The report attributed the 20.5% rise in debt from June 2019 to new borrowing for “countering the economic distress brought about by the COVID-19 pandemic.”
Uganda’s opposition and the IMF have in recent years expressed unease about the ballooning public debt and potential repayment problems.
Auditor General’s report said that in some loans, Uganda had agreed to waive sovereignty over properties if it defaults on the debt — a possibility that officials including Finance Minister Matia Kasaija and President Museveni both rejected.
“China taking over assets?… unless there is really a catastrophe, and which I don’t see at all, that will make this economy going behind.

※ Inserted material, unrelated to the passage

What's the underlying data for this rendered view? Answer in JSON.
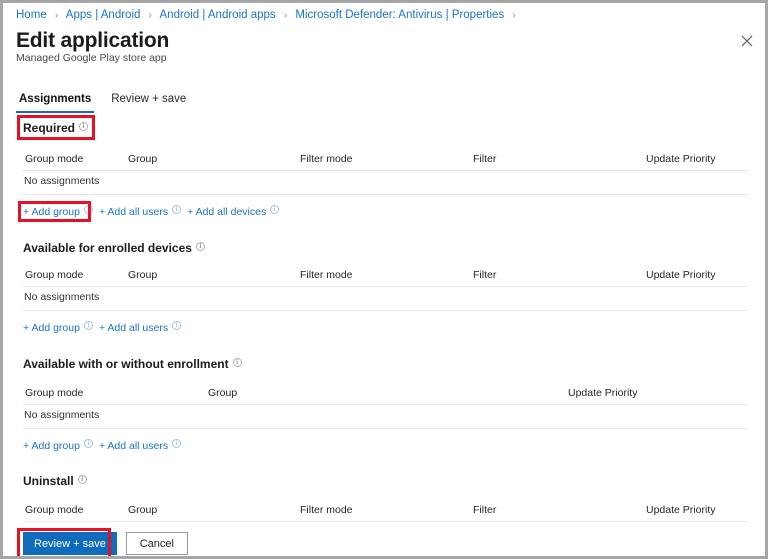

So, … I’m not worried about China taking assets. They can do it elsewhere, I don’t know. But here, I don’t think it will come,” Mr. Kasaija was quoted as saying before the economy was hit hard by Coronavirus.
Today, China is one of Uganda’s biggest country-lenders, with about $3 billion in development projects through state-owned banks.
China’s Exim Bank has funded about 85 percent of two major Ugandan power projects — Karuma and Isimba dams. It also financed and built Kampala’s $476 million Entebbe Express Highway to the airport, which cuts driving time by more than half.
China’s National Offshore Oil Corporation, France’s Total, and Britain’s Tullow Oil co-own Uganda’s western oil fields, set to be tapped by 2021.
Source say China’s foot in Uganda’s oil could be one way it decides to take back what is owed.
“By having a foot in there they will say fine, we are going to pay you for oil. But instead of giving you $60 a barrel, you owe us. We’ll give you $55. The $5 you are paying the old debt. But we are reaching a level where you don’t see this oil being an answer to the current debt problem,” a top economist said.
Uganda’s worries about China seizing national assets are not the first in Africa.
A leaked December report in Kenya showed China was promised parts of Mombasa Port as collateral for financing a $3 billion railway it built from the port to Nairobi.
Both Chinese and Kenyan officials have denied that the port’s ownership is at risk.
Reports in September that China was taking over Zambia’s state power company over unpaid debt rippled across Africa, despite government denials.
But the fear of a Chinese takeover of a sovereign state’s assets over debt is not completely without merit. Struggling to pay back loans to state-owned Chinese firms, Sri Lanka in 2017 handed over a strategic port.